# EXTRACTED INFORMATION:
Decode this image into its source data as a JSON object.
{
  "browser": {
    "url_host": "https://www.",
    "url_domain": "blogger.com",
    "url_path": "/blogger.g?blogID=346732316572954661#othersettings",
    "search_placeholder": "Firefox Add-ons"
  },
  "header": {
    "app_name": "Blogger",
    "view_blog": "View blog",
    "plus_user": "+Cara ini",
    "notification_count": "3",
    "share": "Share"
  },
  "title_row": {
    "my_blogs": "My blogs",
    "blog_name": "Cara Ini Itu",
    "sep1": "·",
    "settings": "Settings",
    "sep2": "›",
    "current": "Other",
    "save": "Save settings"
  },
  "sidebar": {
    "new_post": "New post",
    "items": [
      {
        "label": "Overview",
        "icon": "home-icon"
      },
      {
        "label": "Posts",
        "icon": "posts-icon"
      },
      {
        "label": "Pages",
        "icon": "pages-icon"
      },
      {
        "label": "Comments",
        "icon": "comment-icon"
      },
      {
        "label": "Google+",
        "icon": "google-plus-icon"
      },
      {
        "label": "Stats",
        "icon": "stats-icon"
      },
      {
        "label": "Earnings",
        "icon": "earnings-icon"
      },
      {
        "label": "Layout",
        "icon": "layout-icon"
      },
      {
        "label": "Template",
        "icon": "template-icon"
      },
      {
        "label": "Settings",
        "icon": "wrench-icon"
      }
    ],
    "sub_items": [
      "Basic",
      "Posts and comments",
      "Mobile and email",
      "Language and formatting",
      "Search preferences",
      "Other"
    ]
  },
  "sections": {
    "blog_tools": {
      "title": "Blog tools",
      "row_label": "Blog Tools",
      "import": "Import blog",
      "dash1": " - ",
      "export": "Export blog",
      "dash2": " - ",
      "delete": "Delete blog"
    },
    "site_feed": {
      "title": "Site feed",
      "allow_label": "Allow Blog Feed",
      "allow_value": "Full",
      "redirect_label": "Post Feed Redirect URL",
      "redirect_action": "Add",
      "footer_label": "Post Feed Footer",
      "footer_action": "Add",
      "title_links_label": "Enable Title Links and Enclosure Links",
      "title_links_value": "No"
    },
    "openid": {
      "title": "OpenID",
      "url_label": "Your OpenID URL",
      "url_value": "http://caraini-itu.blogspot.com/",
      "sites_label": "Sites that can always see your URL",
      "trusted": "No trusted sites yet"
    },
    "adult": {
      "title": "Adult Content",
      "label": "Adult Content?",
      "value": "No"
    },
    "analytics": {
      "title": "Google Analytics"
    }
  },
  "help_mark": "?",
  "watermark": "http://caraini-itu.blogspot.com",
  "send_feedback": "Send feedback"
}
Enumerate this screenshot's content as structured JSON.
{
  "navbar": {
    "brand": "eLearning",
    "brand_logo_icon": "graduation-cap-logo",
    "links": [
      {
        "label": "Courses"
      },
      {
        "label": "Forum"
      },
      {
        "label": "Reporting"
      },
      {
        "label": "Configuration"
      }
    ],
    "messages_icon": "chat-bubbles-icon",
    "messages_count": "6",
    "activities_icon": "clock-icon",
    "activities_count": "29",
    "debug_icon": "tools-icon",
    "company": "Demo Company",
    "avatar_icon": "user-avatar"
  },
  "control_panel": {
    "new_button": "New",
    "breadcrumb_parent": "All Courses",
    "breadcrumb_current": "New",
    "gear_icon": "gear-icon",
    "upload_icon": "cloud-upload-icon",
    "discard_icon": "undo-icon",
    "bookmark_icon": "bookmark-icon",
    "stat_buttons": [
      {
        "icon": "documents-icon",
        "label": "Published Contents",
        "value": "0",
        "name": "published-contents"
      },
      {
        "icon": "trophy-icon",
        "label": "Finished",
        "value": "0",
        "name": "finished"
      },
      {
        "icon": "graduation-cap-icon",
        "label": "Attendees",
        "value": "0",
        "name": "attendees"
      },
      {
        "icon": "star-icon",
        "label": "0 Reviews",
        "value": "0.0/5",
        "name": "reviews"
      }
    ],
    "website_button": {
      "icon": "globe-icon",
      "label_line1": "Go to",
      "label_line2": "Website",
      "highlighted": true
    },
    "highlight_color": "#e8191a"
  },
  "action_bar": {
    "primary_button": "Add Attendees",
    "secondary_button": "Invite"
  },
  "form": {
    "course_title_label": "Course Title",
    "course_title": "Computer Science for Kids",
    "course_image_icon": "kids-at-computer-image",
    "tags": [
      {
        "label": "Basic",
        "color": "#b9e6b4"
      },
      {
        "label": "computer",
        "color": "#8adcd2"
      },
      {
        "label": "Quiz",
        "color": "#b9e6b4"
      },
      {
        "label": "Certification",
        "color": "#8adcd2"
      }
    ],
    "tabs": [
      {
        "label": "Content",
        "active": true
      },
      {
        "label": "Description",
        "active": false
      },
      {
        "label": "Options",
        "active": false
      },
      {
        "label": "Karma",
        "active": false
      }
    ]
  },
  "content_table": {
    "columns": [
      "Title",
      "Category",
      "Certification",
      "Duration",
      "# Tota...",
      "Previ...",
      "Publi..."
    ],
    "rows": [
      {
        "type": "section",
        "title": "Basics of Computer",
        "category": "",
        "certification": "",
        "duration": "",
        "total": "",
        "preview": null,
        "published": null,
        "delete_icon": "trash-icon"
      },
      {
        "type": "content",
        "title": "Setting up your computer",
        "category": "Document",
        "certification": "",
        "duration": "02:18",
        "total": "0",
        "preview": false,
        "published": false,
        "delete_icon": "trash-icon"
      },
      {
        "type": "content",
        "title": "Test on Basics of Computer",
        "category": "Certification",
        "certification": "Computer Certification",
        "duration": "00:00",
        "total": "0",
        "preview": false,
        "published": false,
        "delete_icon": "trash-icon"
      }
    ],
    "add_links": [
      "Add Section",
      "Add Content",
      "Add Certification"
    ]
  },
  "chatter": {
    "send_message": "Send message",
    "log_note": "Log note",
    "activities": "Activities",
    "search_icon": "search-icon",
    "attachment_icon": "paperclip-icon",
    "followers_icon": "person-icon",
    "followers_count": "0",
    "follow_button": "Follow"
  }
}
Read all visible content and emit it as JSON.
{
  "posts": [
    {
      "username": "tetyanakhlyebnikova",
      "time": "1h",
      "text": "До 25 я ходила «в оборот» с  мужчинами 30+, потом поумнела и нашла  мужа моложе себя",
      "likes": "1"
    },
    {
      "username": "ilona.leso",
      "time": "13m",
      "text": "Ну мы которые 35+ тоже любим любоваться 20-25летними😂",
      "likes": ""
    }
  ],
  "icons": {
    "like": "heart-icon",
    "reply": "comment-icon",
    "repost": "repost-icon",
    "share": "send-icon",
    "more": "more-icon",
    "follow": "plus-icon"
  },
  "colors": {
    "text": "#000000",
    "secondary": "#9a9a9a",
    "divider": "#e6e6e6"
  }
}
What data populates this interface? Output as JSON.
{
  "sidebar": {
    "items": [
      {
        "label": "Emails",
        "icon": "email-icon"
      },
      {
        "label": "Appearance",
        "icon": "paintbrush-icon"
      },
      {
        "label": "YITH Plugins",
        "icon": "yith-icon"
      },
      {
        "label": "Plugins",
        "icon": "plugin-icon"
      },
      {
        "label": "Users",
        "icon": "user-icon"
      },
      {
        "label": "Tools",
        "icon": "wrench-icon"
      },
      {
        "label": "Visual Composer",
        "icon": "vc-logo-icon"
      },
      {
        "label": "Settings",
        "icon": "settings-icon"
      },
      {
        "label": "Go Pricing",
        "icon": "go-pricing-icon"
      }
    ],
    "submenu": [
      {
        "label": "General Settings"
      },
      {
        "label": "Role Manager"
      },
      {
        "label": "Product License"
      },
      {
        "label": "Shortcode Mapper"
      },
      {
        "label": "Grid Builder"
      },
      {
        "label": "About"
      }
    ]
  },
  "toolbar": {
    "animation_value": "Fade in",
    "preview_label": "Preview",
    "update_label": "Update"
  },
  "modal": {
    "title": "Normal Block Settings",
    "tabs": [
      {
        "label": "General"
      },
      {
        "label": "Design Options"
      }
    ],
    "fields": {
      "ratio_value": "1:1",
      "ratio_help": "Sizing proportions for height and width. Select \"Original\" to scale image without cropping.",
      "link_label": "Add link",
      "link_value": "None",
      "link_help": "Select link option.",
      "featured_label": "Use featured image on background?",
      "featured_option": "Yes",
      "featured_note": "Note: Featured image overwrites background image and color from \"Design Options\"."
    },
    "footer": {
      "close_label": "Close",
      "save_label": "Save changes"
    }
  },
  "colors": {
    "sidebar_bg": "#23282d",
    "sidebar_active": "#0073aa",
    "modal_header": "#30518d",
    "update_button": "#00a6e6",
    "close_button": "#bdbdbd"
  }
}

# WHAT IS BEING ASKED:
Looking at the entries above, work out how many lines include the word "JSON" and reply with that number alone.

# TASK RESULT:
4